Normally, I don’t pay much attention to stories and photographs that seem to be staged, especially those found in magazines that do not really have a good reputation anyway. These stories are so fabricated and ridiculous that it is no wonder why people like me shake their heads in disbelief, but, nevertheless, experience fits of laughter if only for several minutes.
With “National Geographic Tales of the Weird: Unbelievable True Stories,” it becomes a totally different story. I always have had a high opinion and much respect for National Geographic television documentaries, its magazine articles and outstanding photos. They all are well-researched and tweak my curiosity.

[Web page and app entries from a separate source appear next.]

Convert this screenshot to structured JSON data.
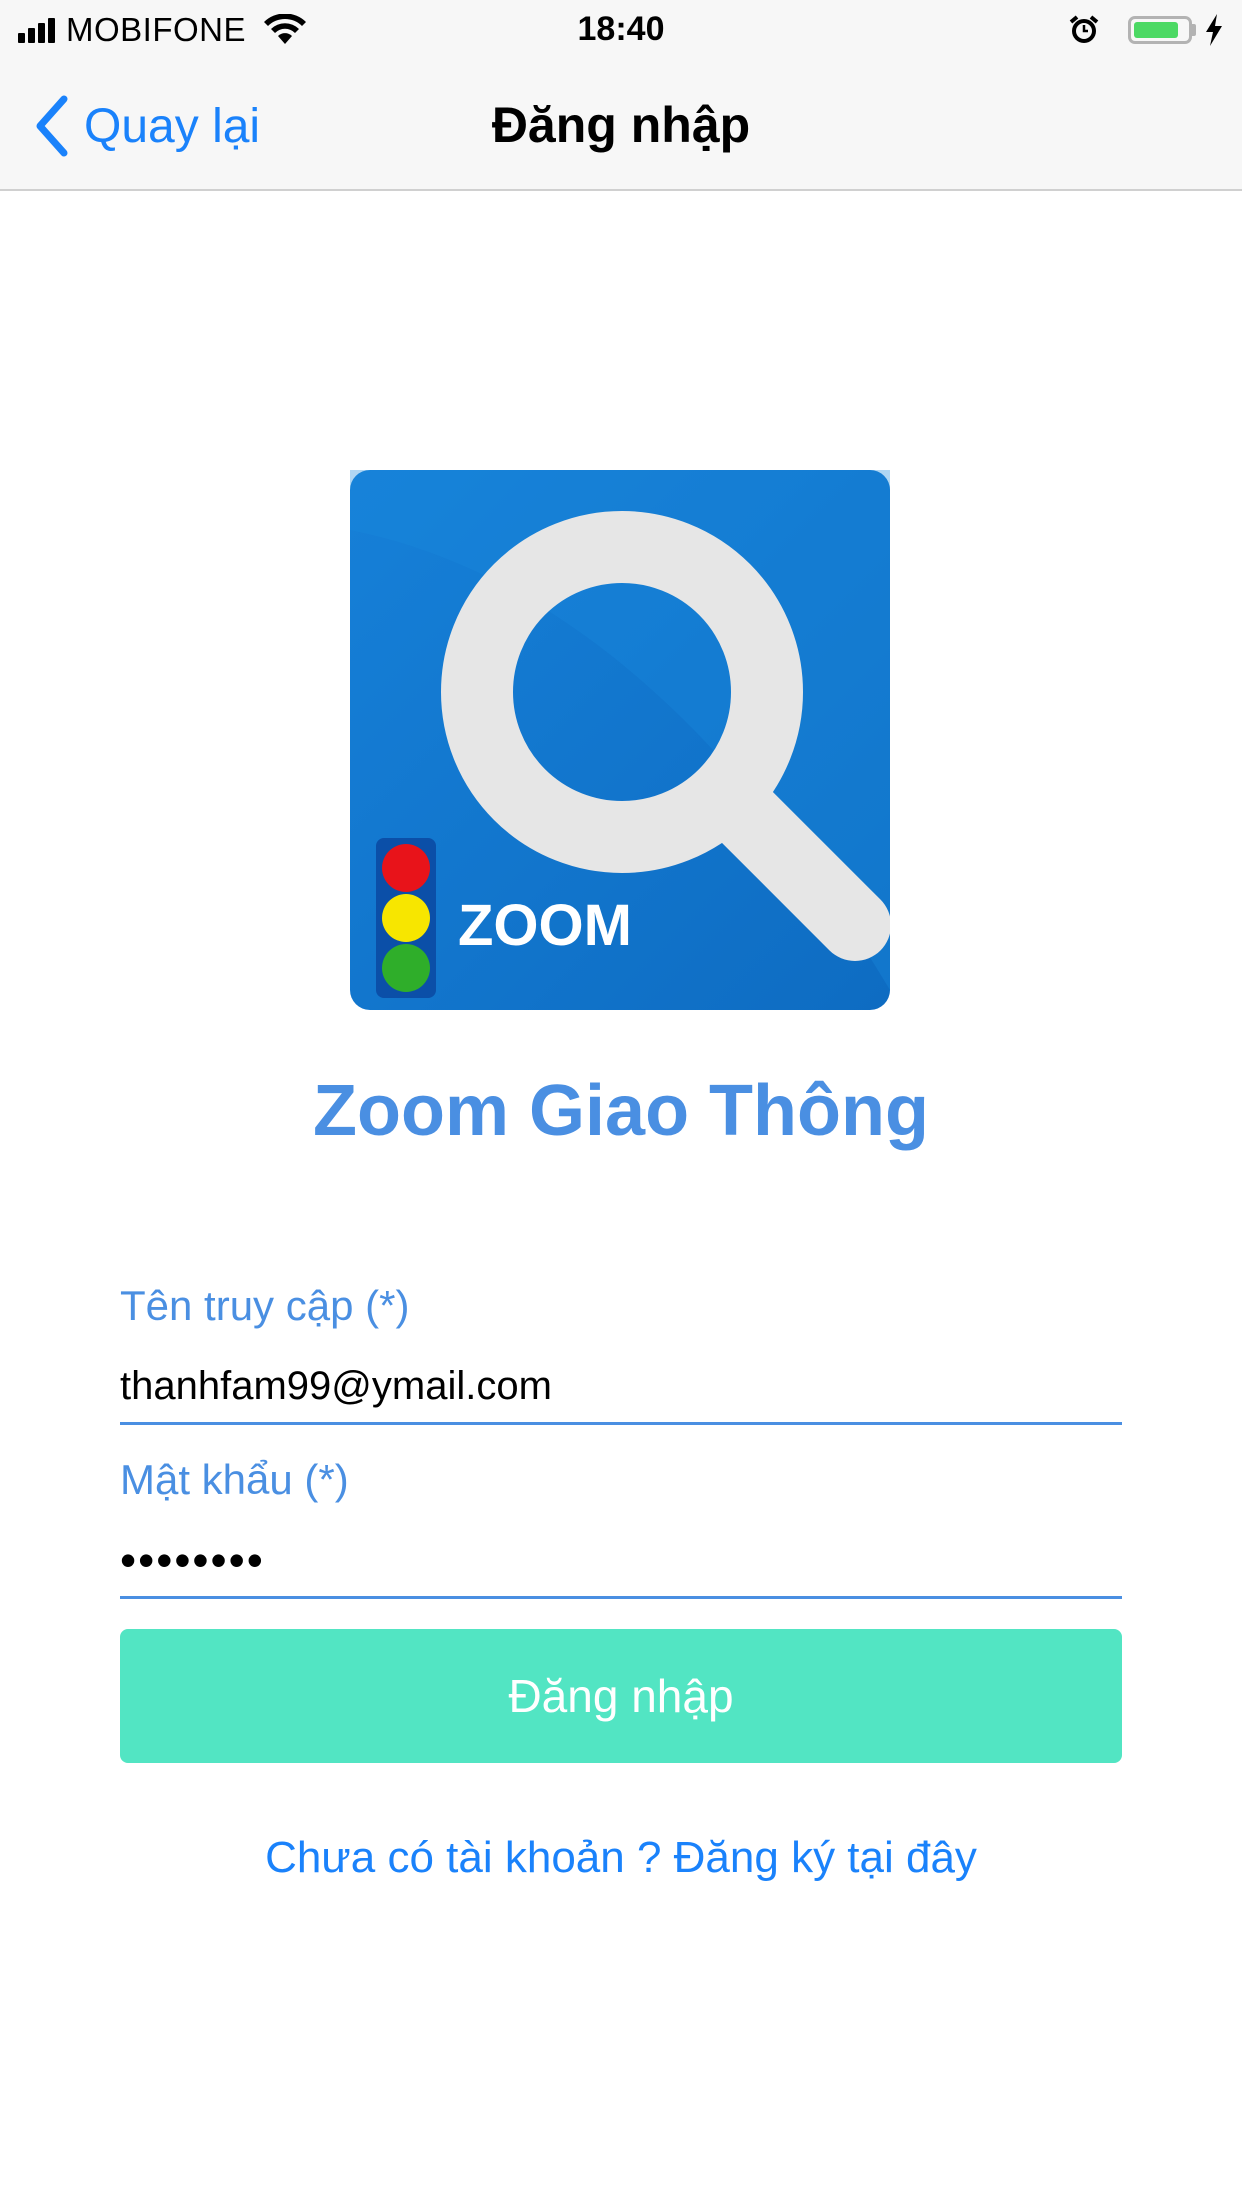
{
  "status_bar": {
    "carrier": "MOBIFONE",
    "time": "18:40",
    "signal_icon": "cellular-signal-icon",
    "wifi_icon": "wifi-icon",
    "alarm_icon": "alarm-clock-icon",
    "battery_icon": "battery-icon",
    "charging_icon": "charging-bolt-icon",
    "battery_level": 0.85,
    "battery_color": "#4cd964"
  },
  "nav": {
    "back_label": "Quay lại",
    "back_icon": "chevron-left-icon",
    "title": "Đăng nhập"
  },
  "logo": {
    "text": "ZOOM",
    "icon": "magnifier-traffic-light-logo",
    "colors": {
      "background": "#1278cf",
      "red": "#e8131a",
      "yellow": "#f7e600",
      "green": "#2fae2a"
    }
  },
  "app_title": "Zoom Giao Thông",
  "form": {
    "username": {
      "label": "Tên truy cập (*)",
      "value": "thanhfam99@ymail.com"
    },
    "password": {
      "label": "Mật khẩu (*)",
      "value": "••••••••"
    },
    "submit_label": "Đăng nhập",
    "register_link": "Chưa có tài khoản ? Đăng ký tại đây"
  },
  "colors": {
    "accent_blue": "#1a82fb",
    "label_blue": "#4a8fe2",
    "button_teal": "#52e5c3"
  }
}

I actually do learn from National Geographic, not whether Alec Baldwin gets into yet another fight with his daughter, or if Donald Trump firmly admits to the need to run for the President of the United States.
These news bits of gossip, terror and glamour might arouse interest among some people, but I prefer to discover the truth behind how scents smell better through the right nostril than the left, or the Giant panda poop studies by leader Fuwen Wei, with the Chinese Academy of Science’s Institute of Zoology in Beijing.
I kid you not. Not a single story from this book is faked or an outright fib. They are not tall tales told by tots who delight in playing Halloween pranks, although some are freakish enough to cause fear and indigestion. But wouldn’t it be more interesting to find out that certain species of spiders help their mates relax prior to mating by giving them a massage? And what’s this about researchers studying cockroach brains which could very well one day save human lives?
The sight of cockroaches can make some people disgustingly sick. However, if your life depended on them, would you have a change of heart for the tyrants that seek refuge in your coffee mug, invade your home and have managed to survive for millions of years?
As it turns out cockroaches produce powerful antibiotics that can kill harmful bacteria, which are often deadly to humans. Think twice about stomping out cockroaches and remember what their brains are able to achieve.
Perhaps you might want to send your children out of the room for this next jewel. The male tuberous bush-cricket holds the record for the world’s biggest testicles. Unfortunately, it delivers little output. Yet the sperm-producing organs account for 14 percent of the bush-cricket’s body mass. (Wow! I did not know that.) Behavioral ecologist Karim Vahed, of the United Kingdom, is fascinated by this discovery.
“I was amazed by the size of the testes — they seem to take up the entire abdomen,” Vahed was quoted as saying.
Although my intentions are not to be ones of sarcasm, it is natural for readers like myself to chuckle. The editor presents these weird, but true, tales in a manner that is likely to keep readers involved with the studies. I suppose some people demand to see the truth, and this demand is granted. Numerous nature pictures and illustrations fill the viewer with wonder. The written text is factual, fun and really not a bit boring.
Other subjects studied in this massive volume include paper wasps that have the ability to recognize different faces of their species, just like people recognize family members, friends and possible enemies. Wasps do have marvelous memories.
There exist vampire ants, bats and frogs. Did you know that ants can and will turn into zombies?
And chances are, American alligators will not be caught cheating on their spouse. They are loyal to their mates and also surprisingly gentle.
We’ve heard how music and music therapy can pull one out of a depression or traumatic incident. Today, music is being used as medicine to help treat neurological diseases, such as Alzheimer’s and Parkinson’s. Also it helps those who are dyslexic.
One could assume that music is a drug that can positively alter moods, chemicals in the brain, memories and emotions. Listening to music or dancing to music can assist a person to perform better at his or her job, in school or in uncomfortable social situations.
“Tales of the Weird…” may indeed be weird, but most people tend to think of these studies and others not yet conducted as wildly weird until they are proven remarkable and true. This book is like an educational tool, but it is so strange and entertaining that many readers will not immediately realize that they are being educated.